In their terms and conditions, they state the agent must be able to see the rate on a public viewable and bookable site (which Kayak certainly is).
I tried offering the screen shot, but they were uninterested.
I understand this, but what about the time lag? It’s entirely possible the rooms sold out and the rate unavailable in the 10 hour time frame, which is of no fault of mine.
To me, it seems that this “guarantee” is fraudulent, since all Best Western has to do is wait until the rate is no longer available, then inform the customer they couldn’t find the rate. What do you think?
I share Rabin’s concern. Given the dynamic nature of room inventory within the computer reservations systems, it’s possible to run down the clock on most “best rate” guarantee claims. That’s not fair.
In the hotel industry, they typically promise you the best price, but there are often hidden details to think about. I checked with Best Western, and it investigated Rabin’s claim.
Here’s what it told me:
The terms and conditions state that the lower rate has to be available when Best Western checks it on the alternate website where the lower rate was found. In this instance, the lower rate was not available on KAYAK.com in the morning following his claim.
The guest sent the claim after 9 p.m. and customer service closes at 8 p.m. so they were closed at the time of submission. The department re-opens at 6 a.m. and got back to him quickly thereafter they opened as they were not able to locate a lower rate on the site provided by the customer that morning (despite the screen shot) and hence the decision.
Best Western is not looking for ways to not honor these claims but rather following the terms and conditions of the program.

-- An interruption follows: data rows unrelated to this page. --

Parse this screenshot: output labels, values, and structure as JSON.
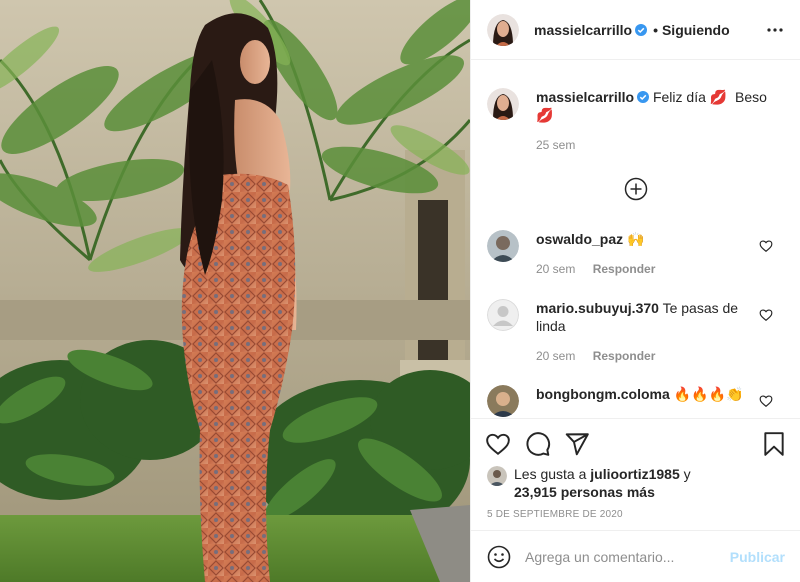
{
  "post": {
    "author": "massielcarrillo",
    "verified": true,
    "follow_status": "Siguiendo",
    "separator": "•",
    "photo_alt": "Foto de massielcarrillo"
  },
  "caption": {
    "username": "massielcarrillo",
    "text": "Feliz día",
    "emoji_1": "💋",
    "text_2": "Beso",
    "emoji_2": "💋",
    "time": "25 sem"
  },
  "comments": [
    {
      "username": "oswaldo_paz",
      "text": "🙌",
      "time": "20 sem",
      "reply": "Responder"
    },
    {
      "username": "mario.subuyuj.370",
      "text": "Te pasas de linda",
      "time": "20 sem",
      "reply": "Responder"
    },
    {
      "username": "bongbongm.coloma",
      "text": "🔥🔥🔥👏",
      "time": "",
      "reply": ""
    }
  ],
  "likes": {
    "prefix": "Les gusta a",
    "user": "julioortiz1985",
    "joiner": "y",
    "others": "23,915 personas más"
  },
  "date": "5 DE SEPTIEMBRE DE 2020",
  "add_comment": {
    "placeholder": "Agrega un comentario...",
    "publish": "Publicar"
  },
  "icons": {
    "more": "more-options-icon",
    "load_more": "plus-circle-icon",
    "like": "heart-icon",
    "comment": "comment-icon",
    "share": "paper-plane-icon",
    "save": "bookmark-icon",
    "emoji": "smiley-icon",
    "verified": "verified-badge-icon"
  },
  "colors": {
    "verified_blue": "#3897f0",
    "text": "#262626",
    "secondary": "#8e8e8e",
    "publish_disabled": "#b2dffc",
    "border": "#efefef"
  }
}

We’ve been actively promoting the Lowest Rate Guarantee program as we want consumers to find the best rate available when they stay with Best Western. (Here’s the difference between a “shoppable” and “bookable” rate.)
Although Best Western wouldn’t honor Rabin’s claim, it sent him a $100 travel card, which he can use toward a future stay. Rabin accepted the card. But did Best Western do enough for him?
Make sure to check out this ultimate guide on getting the best hotel deals before planning your next vacation.